Objective: To examine whether permanent domicile change of the mother, thence the infant, or temporary relocation of the infant away from his or her usual place of residence affects the risk of sudden infant death syndrome (SIDS).
Design: A case-control nation-wide epidemiological study.
Setting: New Zealand between the years 1987-90.
Participants: From the 485 SIDS diagnoses over this time, parents of 393 (81%) SIDS infants consented to participate and these comprise the cases. Controls were selected by randomly sampling 1800 infants from all babies born over 78% of the country. Parents of 1592 (88%) control infants participated.

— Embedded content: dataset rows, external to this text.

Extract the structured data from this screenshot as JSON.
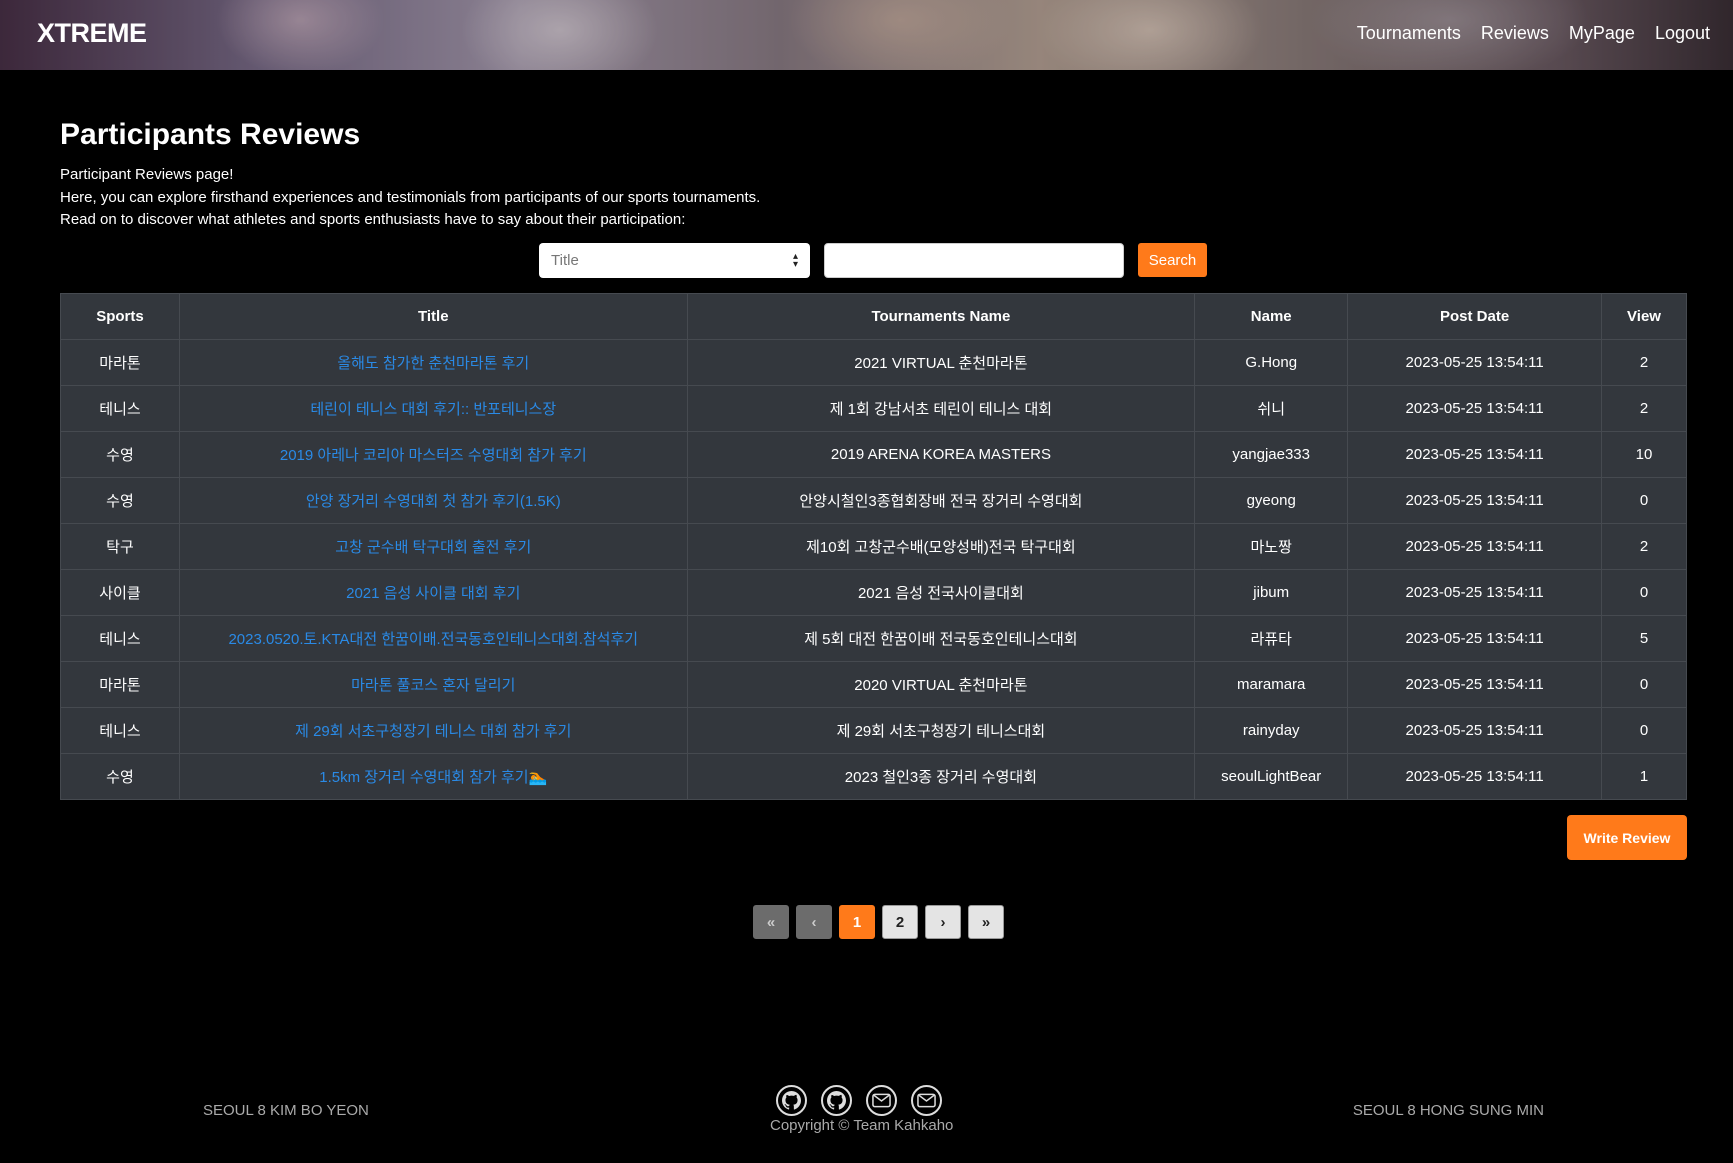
{
  "header": {
    "logo": "XTREME",
    "nav": [
      "Tournaments",
      "Reviews",
      "MyPage",
      "Logout"
    ]
  },
  "main": {
    "title": "Participants Reviews",
    "intro_lines": [
      "Participant Reviews page!",
      "Here, you can explore firsthand experiences and testimonials from participants of our sports tournaments.",
      "Read on to discover what athletes and sports enthusiasts have to say about their participation:"
    ]
  },
  "search": {
    "select_value": "Title",
    "input_value": "",
    "button_label": "Search"
  },
  "table": {
    "headers": [
      "Sports",
      "Title",
      "Tournaments Name",
      "Name",
      "Post Date",
      "View"
    ],
    "rows": [
      {
        "sports": "마라톤",
        "title": "올해도 참가한 춘천마라톤 후기",
        "tournament": "2021 VIRTUAL 춘천마라톤",
        "name": "G.Hong",
        "date": "2023-05-25 13:54:11",
        "view": "2"
      },
      {
        "sports": "테니스",
        "title": "테린이 테니스 대회 후기:: 반포테니스장",
        "tournament": "제 1회 강남서초 테린이 테니스 대회",
        "name": "쉬니",
        "date": "2023-05-25 13:54:11",
        "view": "2"
      },
      {
        "sports": "수영",
        "title": "2019 아레나 코리아 마스터즈 수영대회 참가 후기",
        "tournament": "2019 ARENA KOREA MASTERS",
        "name": "yangjae333",
        "date": "2023-05-25 13:54:11",
        "view": "10"
      },
      {
        "sports": "수영",
        "title": "안양 장거리 수영대회 첫 참가 후기(1.5K)",
        "tournament": "안양시철인3종협회장배 전국 장거리 수영대회",
        "name": "gyeong",
        "date": "2023-05-25 13:54:11",
        "view": "0"
      },
      {
        "sports": "탁구",
        "title": "고창 군수배 탁구대회 출전 후기",
        "tournament": "제10회 고창군수배(모양성배)전국 탁구대회",
        "name": "마노짱",
        "date": "2023-05-25 13:54:11",
        "view": "2"
      },
      {
        "sports": "사이클",
        "title": "2021 음성 사이클 대회 후기",
        "tournament": "2021 음성 전국사이클대회",
        "name": "jibum",
        "date": "2023-05-25 13:54:11",
        "view": "0"
      },
      {
        "sports": "테니스",
        "title": "2023.0520.토.KTA대전 한꿈이배.전국동호인테니스대회.참석후기",
        "tournament": "제 5회 대전 한꿈이배 전국동호인테니스대회",
        "name": "라퓨타",
        "date": "2023-05-25 13:54:11",
        "view": "5"
      },
      {
        "sports": "마라톤",
        "title": "마라톤 풀코스 혼자 달리기",
        "tournament": "2020 VIRTUAL 춘천마라톤",
        "name": "maramara",
        "date": "2023-05-25 13:54:11",
        "view": "0"
      },
      {
        "sports": "테니스",
        "title": "제 29회 서초구청장기 테니스 대회 참가 후기",
        "tournament": "제 29회 서초구청장기 테니스대회",
        "name": "rainyday",
        "date": "2023-05-25 13:54:11",
        "view": "0"
      },
      {
        "sports": "수영",
        "title": "1.5km 장거리 수영대회 참가 후기🏊",
        "tournament": "2023 철인3종 장거리 수영대회",
        "name": "seoulLightBear",
        "date": "2023-05-25 13:54:11",
        "view": "1"
      }
    ]
  },
  "write_review_label": "Write Review",
  "pagination": {
    "first": "«",
    "prev": "‹",
    "pages": [
      "1",
      "2"
    ],
    "current": "1",
    "next": "›",
    "last": "»"
  },
  "footer": {
    "left": "SEOUL 8 KIM BO YEON",
    "right": "SEOUL 8 HONG SUNG MIN",
    "copyright": "Copyright © Team Kahkaho",
    "icons": [
      "github-icon",
      "github-icon",
      "mail-icon",
      "mail-icon"
    ]
  },
  "colors": {
    "accent": "#ff7a1a",
    "link": "#2a8ae6",
    "table_bg": "#33373d"
  }
}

Results: Infants away from their usual address were 1.70 (95% CI: 1.09, 2.66) times more likely to die from SIDS than infants sleeping at home, after controlling for likely confounding factors. A partial explanation for this finding was that SIDS infants were less likely to have been mainly breast fed in the last two days and were less likely to have shared a room with at least one adult at the nominated sleep/death. Infants of mothers who shifted house after their birth, infants having mothers who shifted house within a year prior to the study interview date, and infants who slept at numerous different houses were associated with an increased relative risk for SIDS at the univariate level, but not after adjustment.

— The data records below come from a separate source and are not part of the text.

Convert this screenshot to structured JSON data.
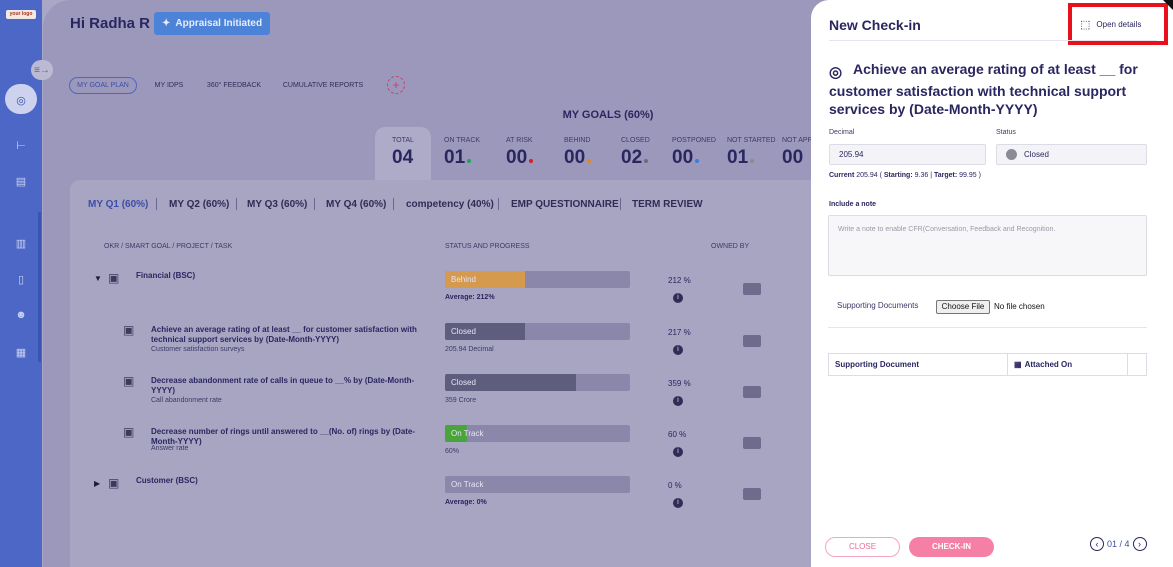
{
  "app": {
    "logo_text": "your logo"
  },
  "sidebar": {
    "icons": [
      "collapse-icon",
      "goals-icon",
      "tree-icon",
      "document-icon",
      "analytics-icon",
      "book-icon",
      "team-icon",
      "report-icon"
    ]
  },
  "header": {
    "greeting": "Hi Radha R",
    "status_badge": "Appraisal Initiated"
  },
  "plan_tabs": [
    "MY GOAL PLAN",
    "MY IDPS",
    "360° FEEDBACK",
    "CUMULATIVE REPORTS"
  ],
  "goals_summary": {
    "title": "MY GOALS (60%)",
    "stats": [
      {
        "label": "TOTAL",
        "value": "04",
        "dot_color": ""
      },
      {
        "label": "ON TRACK",
        "value": "01",
        "dot_color": "#1fa65a"
      },
      {
        "label": "AT RISK",
        "value": "00",
        "dot_color": "#d0202a"
      },
      {
        "label": "BEHIND",
        "value": "00",
        "dot_color": "#e08a1e"
      },
      {
        "label": "CLOSED",
        "value": "02",
        "dot_color": "#6b6b7a"
      },
      {
        "label": "POSTPONED",
        "value": "00",
        "dot_color": "#3b7de0"
      },
      {
        "label": "NOT STARTED",
        "value": "01",
        "dot_color": "#8a8a94"
      },
      {
        "label": "NOT APP",
        "value": "00",
        "dot_color": ""
      }
    ]
  },
  "quarter_tabs": [
    "MY Q1 (60%)",
    "MY Q2 (60%)",
    "MY Q3 (60%)",
    "MY Q4 (60%)",
    "competency (40%)",
    "EMP QUESTIONNAIRE",
    "TERM REVIEW"
  ],
  "table": {
    "headers": [
      "OKR / SMART GOAL / PROJECT / TASK",
      "STATUS AND PROGRESS",
      "OWNED BY"
    ],
    "rows": [
      {
        "toggle": "▼",
        "title": "Financial (BSC)",
        "subtitle": "",
        "status": "Behind",
        "progress": 0.43,
        "fill": "#d59a4e",
        "caption": "Average: 212%",
        "pct": "212 %"
      },
      {
        "toggle": "",
        "title": "Achieve an average rating of at least __ for customer satisfaction with technical support services by (Date-Month-YYYY)",
        "subtitle": "Customer satisfaction surveys",
        "status": "Closed",
        "progress": 0.43,
        "fill": "#5f5d7e",
        "caption": "205.94 Decimal",
        "pct": "217 %"
      },
      {
        "toggle": "",
        "title": "Decrease abandonment rate of calls in queue to __% by (Date-Month-YYYY)",
        "subtitle": "Call abandonment rate",
        "status": "Closed",
        "progress": 0.71,
        "fill": "#5f5d7e",
        "caption": "359 Crore",
        "pct": "359 %"
      },
      {
        "toggle": "",
        "title": "Decrease number of rings until answered to __(No. of) rings by (Date-Month-YYYY)",
        "subtitle": "Answer rate",
        "status": "On Track",
        "progress": 0.12,
        "fill": "#4aa43c",
        "caption": "60%",
        "pct": "60 %"
      },
      {
        "toggle": "▶",
        "title": "Customer (BSC)",
        "subtitle": "",
        "status": "On Track",
        "progress": 0.0,
        "fill": "#4aa43c",
        "caption": "Average: 0%",
        "pct": "0 %"
      }
    ]
  },
  "checkin": {
    "title": "New Check-in",
    "open_details": "Open details",
    "goal_title": "Achieve an average rating of at least __ for customer satisfaction with technical support services by (Date-Month-YYYY)",
    "decimal_label": "Decimal",
    "decimal_value": "205.94",
    "status_label": "Status",
    "status_value": "Closed",
    "current_prefix": "Current",
    "current_value": "205.94",
    "starting_label": "Starting:",
    "starting_value": "9.36",
    "target_label": "Target:",
    "target_value": "99.95",
    "note_label": "Include a note",
    "note_placeholder": "Write a note to enable CFR(Conversation, Feedback and Recognition.",
    "supporting_docs_label": "Supporting Documents",
    "choose_file": "Choose File",
    "no_file": "No file chosen",
    "doc_table_headers": [
      "Supporting Document",
      "Attached On"
    ],
    "close_label": "CLOSE",
    "checkin_label": "CHECK-IN",
    "pager": "01 / 4"
  }
}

Conclusions: Infants are less likely to die in their accustomed residential environment. This finding needs confirmation by other studies.